There are some other schools I’d be curious to see duplicate this light show exhibition. Maybe Middle Tennessee could light the sky blue? Notre Dame could provide a golden shine to the sky. Syracuse plays in a dome, unfortunately, but an orange-lit sky would be cool to see. And of course, Hawaii could go with a full spectrum of the colors of the rainbow.
What I am trying to say is, lighting the sky in your team’s colors is cool and more schools should give it a try.
Oregon co-offensive coordinator David Reaves was arrested early Sunday morning and charged with DUII, reckless driving and reckless endangerment. In response to the arrest, Oregon has placed Reaves on administrative leave and is already moving to terminate his contract.

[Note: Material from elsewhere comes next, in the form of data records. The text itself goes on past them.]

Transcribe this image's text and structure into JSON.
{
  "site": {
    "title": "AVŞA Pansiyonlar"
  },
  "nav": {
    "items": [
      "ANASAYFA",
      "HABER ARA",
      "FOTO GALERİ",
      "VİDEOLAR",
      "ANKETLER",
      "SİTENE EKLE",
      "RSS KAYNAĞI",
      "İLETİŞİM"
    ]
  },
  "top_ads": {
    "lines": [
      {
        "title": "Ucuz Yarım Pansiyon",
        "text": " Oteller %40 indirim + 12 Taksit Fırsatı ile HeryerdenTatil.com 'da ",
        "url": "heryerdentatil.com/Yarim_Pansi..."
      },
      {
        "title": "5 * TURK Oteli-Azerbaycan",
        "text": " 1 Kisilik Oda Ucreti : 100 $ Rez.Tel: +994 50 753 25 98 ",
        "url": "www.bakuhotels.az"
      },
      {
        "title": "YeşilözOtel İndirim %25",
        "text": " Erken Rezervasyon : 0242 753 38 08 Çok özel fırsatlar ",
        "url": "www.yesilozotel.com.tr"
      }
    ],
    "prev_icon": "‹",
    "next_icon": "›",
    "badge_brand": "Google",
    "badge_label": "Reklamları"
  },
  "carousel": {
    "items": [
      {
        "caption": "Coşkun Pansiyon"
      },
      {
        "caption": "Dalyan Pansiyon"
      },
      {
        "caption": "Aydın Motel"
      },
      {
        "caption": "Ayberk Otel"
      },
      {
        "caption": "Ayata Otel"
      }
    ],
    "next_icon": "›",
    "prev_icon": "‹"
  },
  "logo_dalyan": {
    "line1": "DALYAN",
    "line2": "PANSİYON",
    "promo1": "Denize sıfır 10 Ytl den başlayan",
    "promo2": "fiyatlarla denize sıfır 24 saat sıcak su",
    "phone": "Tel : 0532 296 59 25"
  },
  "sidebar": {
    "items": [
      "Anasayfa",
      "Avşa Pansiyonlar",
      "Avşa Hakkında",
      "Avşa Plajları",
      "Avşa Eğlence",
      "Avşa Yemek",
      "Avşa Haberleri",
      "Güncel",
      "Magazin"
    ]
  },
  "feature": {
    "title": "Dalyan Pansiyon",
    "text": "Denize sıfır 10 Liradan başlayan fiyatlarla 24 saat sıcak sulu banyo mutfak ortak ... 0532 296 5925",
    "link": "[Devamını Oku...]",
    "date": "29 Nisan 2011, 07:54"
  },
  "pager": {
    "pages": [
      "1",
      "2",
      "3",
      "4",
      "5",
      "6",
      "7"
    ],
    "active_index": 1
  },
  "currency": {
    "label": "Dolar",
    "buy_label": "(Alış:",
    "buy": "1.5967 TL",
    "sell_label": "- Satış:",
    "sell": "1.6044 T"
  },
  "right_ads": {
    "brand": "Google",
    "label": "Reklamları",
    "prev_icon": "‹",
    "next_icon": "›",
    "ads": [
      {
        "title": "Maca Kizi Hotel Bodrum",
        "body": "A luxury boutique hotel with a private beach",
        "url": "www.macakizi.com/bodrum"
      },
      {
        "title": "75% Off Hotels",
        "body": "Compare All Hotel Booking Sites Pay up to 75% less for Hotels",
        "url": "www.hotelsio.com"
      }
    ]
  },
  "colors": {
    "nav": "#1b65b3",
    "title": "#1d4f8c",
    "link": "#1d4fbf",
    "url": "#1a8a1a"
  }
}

According to a report from The Oregonian, Reaves was pulled over at 2:12 a.m. in Eugene. Suspected of being impaired while operating the vehicle, and following an on-scene investigation, Reaves was charged and booked into a county jail at 5:18 a.m. He was released from jail later Sunday morning. There was an adult passenger in the car.
“University of Oregon assistant football coach David Reaves was arrested last night and charged with Driving Under the Influence by members of the Eugene Police Department,” a statement from Oregon director of athletics Rob Mullens said. “Reaves has been placed on administrative leave and the process to terminate his employment with cause has commenced. The University has high standards for the conduct of employees and is addressing this matter with the utmost of seriousness.”
Reaves was hired specifically to coach tight ends and take on the role of passing game coordinator while he and Mario Cristobal shared the role of offensive coordinator.